Giving the gift of investing

All / 22.07.2021

Giving the gift of investing

Did you have a savings account when you were young? It wasn’t uncommon and those old Passbook accounts funded many a first car.

Now you’re a parent, are you thinking of opening an account for your kids? Record low interest rates have taken some of the fun out of watching bank accounts grow, but there are alternatives.

For example, have you considered a share portfolio?

Direct shares follow market movements, whether that be up or down, but over time, quality shares have greater growth potential than many other investment types.

For a child’s investment fund, you’re probably looking at a savings term around 15 to 20 years – ideal for riding market ups-and-downs.

When Lincoln was born, his parents discussed possible long-term investments with their financial planner, and settled on a portfolio of diverse assets suitable for a 15-20 year time horizon.

Meanwhile, Lincoln’s grandparents chose to open a traditional savings account at their preferred bank.

How did the two compare?

Consider the following example:

Initial investment: $500

Monthly contribution: $50

Investment term: 20 years

Assumptions: Savings account return calculated on 1% per annum interest. Share portfolio return 4% per annum based on a comparison of mixed Balanced Asset funds over the past three years to December 2020.

This example demonstrates how shares, year-on-year, can potentially outpace a savings account. By year 20, Lincoln’s projected Savings Account balance was $13,899 and his projected Share Portfolio balance was $19,450.

Straight-forward? Not so fast, as here are a few other points to think about.

Tax and TFNs

Your child can have a tax file number (TFN) – there’s no minimum age. All funds will request a TFN, but whether you quote the child’s TFN or your own depends on a number of factors like who is contributing to the investment, whether the money is being used, etc.

Tax is tricky too. Your child’s age and whether they’re earning their own money will determine whether they have an income tax liability and need to lodge a tax return.

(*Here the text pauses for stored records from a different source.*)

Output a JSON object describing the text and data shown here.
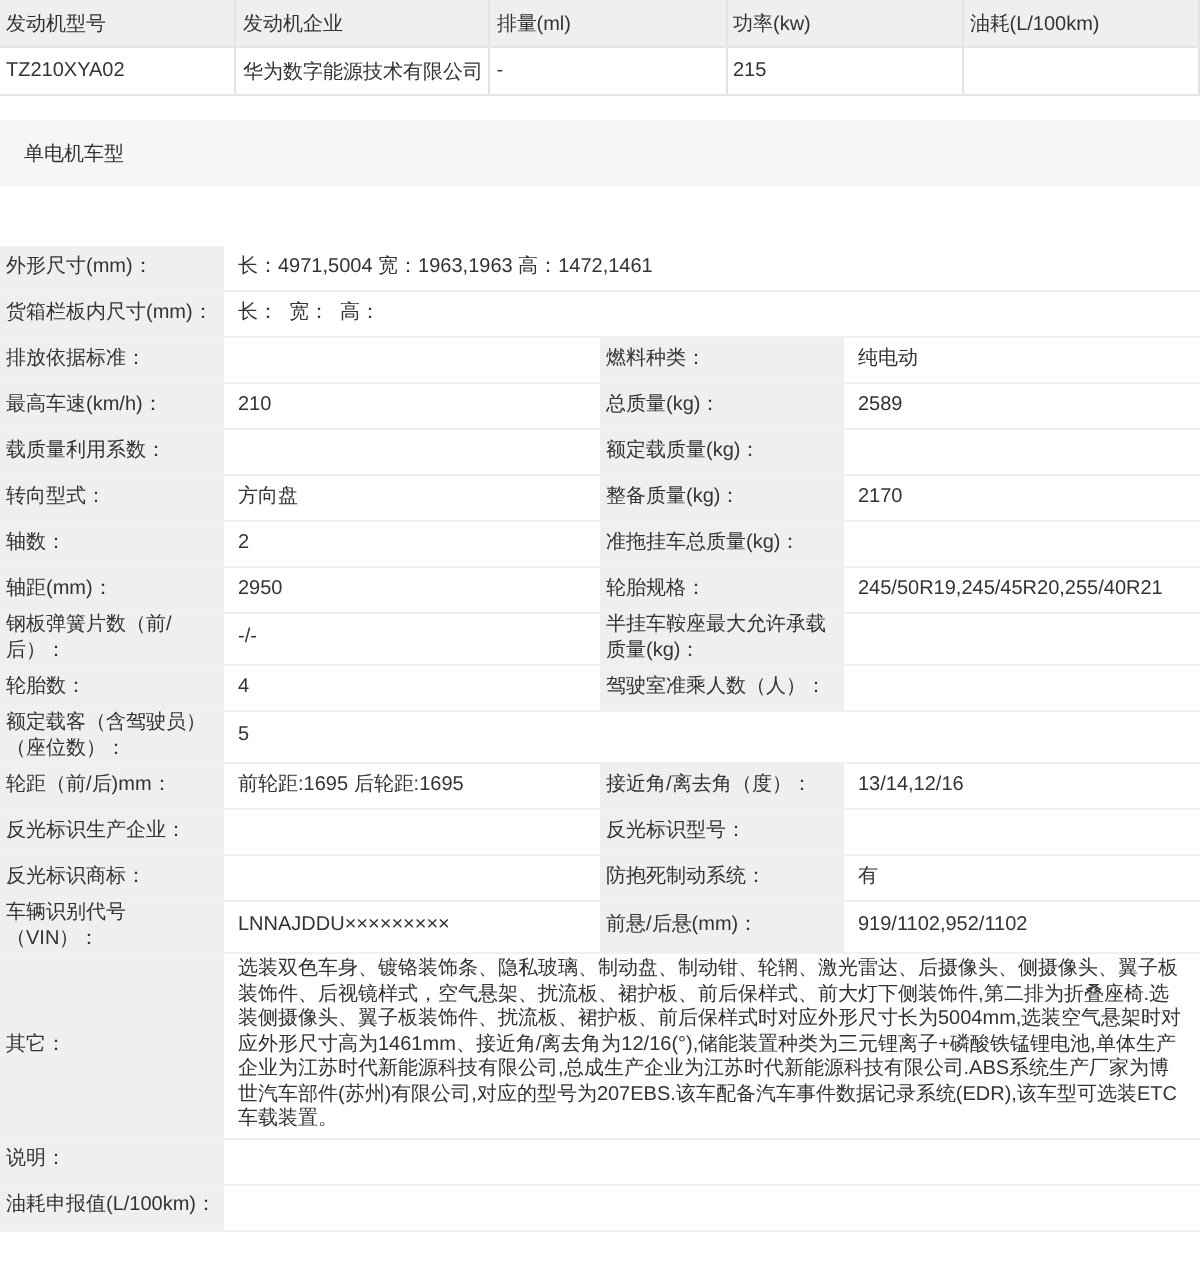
{
  "engine_table": {
    "columns": [
      "发动机型号",
      "发动机企业",
      "排量(ml)",
      "功率(kw)",
      "油耗(L/100km)"
    ],
    "rows": [
      {
        "model": "TZ210XYA02",
        "company": "华为数字能源技术有限公司",
        "displacement": "-",
        "power": "215"
      }
    ]
  },
  "section_title": "单电机车型",
  "spec_rows": [
    {
      "cells": [
        {
          "label": "外形尺寸(mm)：",
          "value": "长：4971,5004 宽：1963,1963 高：1472,1461"
        }
      ]
    },
    {
      "cells": [
        {
          "label": "货箱栏板内尺寸(mm)：",
          "value": "长：  宽：  高："
        }
      ]
    },
    {
      "cells": [
        {
          "label": "排放依据标准："
        },
        {
          "label": "燃料种类：",
          "value": "纯电动"
        }
      ]
    },
    {
      "cells": [
        {
          "label": "最高车速(km/h)：",
          "value": "210"
        },
        {
          "label": "总质量(kg)：",
          "value": "2589"
        }
      ]
    },
    {
      "cells": [
        {
          "label": "载质量利用系数："
        },
        {
          "label": "额定载质量(kg)："
        }
      ]
    },
    {
      "cells": [
        {
          "label": "转向型式：",
          "value": "方向盘"
        },
        {
          "label": "整备质量(kg)：",
          "value": "2170"
        }
      ]
    },
    {
      "cells": [
        {
          "label": "轴数：",
          "value": "2"
        },
        {
          "label": "准拖挂车总质量(kg)："
        }
      ]
    },
    {
      "cells": [
        {
          "label": "轴距(mm)：",
          "value": "2950"
        },
        {
          "label": "轮胎规格：",
          "value": "245/50R19,245/45R20,255/40R21"
        }
      ]
    },
    {
      "cells": [
        {
          "label": "钢板弹簧片数（前/后）：",
          "value": "-/-"
        },
        {
          "label": "半挂车鞍座最大允许承载质量(kg)："
        }
      ]
    },
    {
      "cells": [
        {
          "label": "轮胎数：",
          "value": "4"
        },
        {
          "label": "驾驶室准乘人数（人）："
        }
      ]
    },
    {
      "cells": [
        {
          "label": "额定载客（含驾驶员）（座位数）：",
          "value": "5"
        }
      ]
    },
    {
      "cells": [
        {
          "label": "轮距（前/后)mm：",
          "value": "前轮距:1695 后轮距:1695"
        },
        {
          "label": "接近角/离去角（度）：",
          "value": "13/14,12/16"
        }
      ]
    },
    {
      "cells": [
        {
          "label": "反光标识生产企业："
        },
        {
          "label": "反光标识型号："
        }
      ]
    },
    {
      "cells": [
        {
          "label": "反光标识商标："
        },
        {
          "label": "防抱死制动系统：",
          "value": "有"
        }
      ]
    },
    {
      "cells": [
        {
          "label": "车辆识别代号（VIN）：",
          "value": "LNNAJDDU×××××××××"
        },
        {
          "label": "前悬/后悬(mm)：",
          "value": "919/1102,952/1102"
        }
      ]
    },
    {
      "cells": [
        {
          "label": "其它：",
          "value": "选装双色车身、镀铬装饰条、隐私玻璃、制动盘、制动钳、轮辋、激光雷达、后摄像头、侧摄像头、翼子板装饰件、后视镜样式，空气悬架、扰流板、裙护板、前后保样式、前大灯下侧装饰件,第二排为折叠座椅.选装侧摄像头、翼子板装饰件、扰流板、裙护板、前后保样式时对应外形尺寸长为5004mm,选装空气悬架时对应外形尺寸高为1461mm、接近角/离去角为12/16(°),储能装置种类为三元锂离子+磷酸铁锰锂电池,单体生产企业为江苏时代新能源科技有限公司,总成生产企业为江苏时代新能源科技有限公司.ABS系统生产厂家为博世汽车部件(苏州)有限公司,对应的型号为207EBS.该车配备汽车事件数据记录系统(EDR),该车型可选装ETC车载装置。"
        }
      ]
    },
    {
      "cells": [
        {
          "label": "说明："
        }
      ]
    },
    {
      "cells": [
        {
          "label": "油耗申报值(L/100km)："
        }
      ]
    }
  ]
}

Additionally, there’s Capital Gains Tax (CGT). Share portfolios are assessed for CGT if the assets are sold for more than their purchase price. The amount of CGT payable will depend on a number of elements, but your tax agent will be able to assist.

There will always be tax, but how much, what type and how it is calculated will depend on your, and your child’s, circumstances.

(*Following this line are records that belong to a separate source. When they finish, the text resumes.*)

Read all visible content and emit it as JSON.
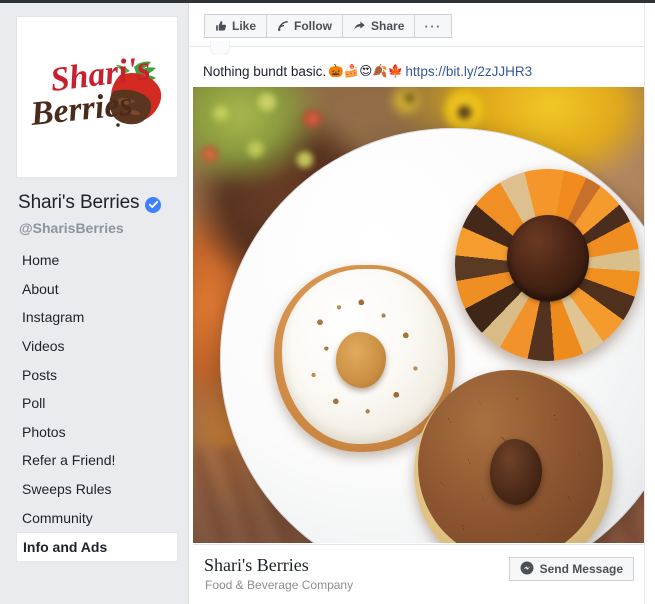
{
  "page": {
    "name": "Shari's Berries",
    "handle": "@SharisBerries",
    "category": "Food & Beverage Company",
    "verified": true,
    "logo": {
      "word_top": "Shari's",
      "word_bottom": "Berries",
      "color_top": "#c8202e",
      "color_bottom": "#4a2a1a",
      "accent_berry_red": "#d32a22",
      "accent_leaf_green": "#3ea33a",
      "accent_chocolate": "#5a3520"
    },
    "accent_color": "#4080ff"
  },
  "sidebar": {
    "items": [
      {
        "label": "Home",
        "active": false
      },
      {
        "label": "About",
        "active": false
      },
      {
        "label": "Instagram",
        "active": false
      },
      {
        "label": "Videos",
        "active": false
      },
      {
        "label": "Posts",
        "active": false
      },
      {
        "label": "Poll",
        "active": false
      },
      {
        "label": "Photos",
        "active": false
      },
      {
        "label": "Refer a Friend!",
        "active": false
      },
      {
        "label": "Sweeps Rules",
        "active": false
      },
      {
        "label": "Community",
        "active": false
      },
      {
        "label": "Info and Ads",
        "active": true
      }
    ]
  },
  "toolbar": {
    "like_label": "Like",
    "like_icon": "thumbs-up-icon",
    "follow_label": "Follow",
    "follow_icon": "rss-follow-icon",
    "share_label": "Share",
    "share_icon": "share-arrow-icon",
    "more_label": "···",
    "more_icon": "ellipsis-icon"
  },
  "post": {
    "text_before": "Nothing bundt basic.",
    "emojis": "🎃🍰😍🍂🍁",
    "emoji_names": [
      "jack-o-lantern",
      "cake-slice",
      "heart-eyes",
      "fallen-leaf",
      "maple-leaf"
    ],
    "link": "https://bit.ly/2zJJHR3",
    "image_alt": "Three autumn bundt cakes on a white plate — white-iced pumpkin pecan, orange-glazed chocolate, and chocolate sprinkle — with apples and sunflowers behind"
  },
  "footer": {
    "page_name": "Shari's Berries",
    "category": "Food & Beverage Company",
    "send_message_label": "Send Message",
    "send_message_icon": "messenger-icon"
  }
}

Do your sums to work out the most suitable tax outcome for you and your child. Remember that mistakes can be costly so it’s wise to consult a tax accountant for personalised advice.


Many people consider setting up a trust for the children’s savings, as it helps to protect the assets in the child’s name. There are two types of trusts and they’re quite different.

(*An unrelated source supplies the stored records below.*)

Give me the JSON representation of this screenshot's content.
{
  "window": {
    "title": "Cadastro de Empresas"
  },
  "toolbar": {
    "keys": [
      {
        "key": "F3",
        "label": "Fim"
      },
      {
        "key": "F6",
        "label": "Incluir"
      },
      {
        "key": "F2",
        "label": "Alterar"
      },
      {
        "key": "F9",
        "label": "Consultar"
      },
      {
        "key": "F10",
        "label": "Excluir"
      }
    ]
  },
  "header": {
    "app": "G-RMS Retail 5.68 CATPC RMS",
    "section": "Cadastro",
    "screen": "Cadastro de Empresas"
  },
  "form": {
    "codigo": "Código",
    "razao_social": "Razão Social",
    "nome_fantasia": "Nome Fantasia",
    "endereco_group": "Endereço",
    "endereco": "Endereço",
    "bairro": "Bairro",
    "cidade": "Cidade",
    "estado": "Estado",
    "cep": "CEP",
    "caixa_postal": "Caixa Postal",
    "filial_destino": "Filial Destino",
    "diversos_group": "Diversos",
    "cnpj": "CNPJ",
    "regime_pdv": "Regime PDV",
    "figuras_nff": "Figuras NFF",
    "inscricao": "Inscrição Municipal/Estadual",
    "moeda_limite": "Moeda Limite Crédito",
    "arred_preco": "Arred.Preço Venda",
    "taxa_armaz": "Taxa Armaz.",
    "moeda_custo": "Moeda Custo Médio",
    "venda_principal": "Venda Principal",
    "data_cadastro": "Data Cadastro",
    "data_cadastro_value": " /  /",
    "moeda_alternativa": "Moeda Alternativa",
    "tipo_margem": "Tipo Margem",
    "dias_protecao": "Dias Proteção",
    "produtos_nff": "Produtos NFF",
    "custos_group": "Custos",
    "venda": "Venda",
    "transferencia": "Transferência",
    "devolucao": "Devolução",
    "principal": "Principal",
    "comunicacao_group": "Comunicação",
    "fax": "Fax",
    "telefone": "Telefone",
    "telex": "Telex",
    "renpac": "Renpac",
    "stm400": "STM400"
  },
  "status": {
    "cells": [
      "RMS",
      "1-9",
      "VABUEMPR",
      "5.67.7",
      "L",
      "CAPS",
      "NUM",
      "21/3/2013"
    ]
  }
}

Trust accounts are accounts held at a bank that you open for your child, but you retain ownership. When the child turns 18, control of the account passes to them.

Trust funds are legal arrangements, managed by trustees for the child’s benefit. They’re generally used for substantial investments and the child can access the assets once they attain a certain age.

Where trust funds are concerned, forget everything you thought you knew about tax and speak to a professional with expertise in family trust arrangements.

Everyone’s situation is different and investment types and structures are not one-size-suits-all. Before making any decisions, seek the advice of qualified professionals, and regardless of whether you choose a share portfolio or an alternative investment, you’ll be across your options and confident that your particular needs are being met.

For more information or to speak to one of our Financial Advisers please contact TNR Wealth Management on 02 6626 3000.

Past performance is not a reliable indicator of future performance. The information and any advice in this publication does not take into account your personal objectives, financial situation or needs and so you should consider its appropriateness having regard to these factors before acting on it. This article may contain material provided directly by third parties and is given in good faith and has been derived from sources believed to be reliable but has not been independently verified. It is important that your personal circumstances are taken into account before making any financial decision and we recommend you seek detailed and specific advice from a suitably qualified adviser before acting on any information or advice in this publication. Any taxation position described in this publication is general and should only be used as a guide. It does not constitute tax advice and is based on current laws and our interpretation. You should consult a registered tax agent for specific tax advice on your circumstances.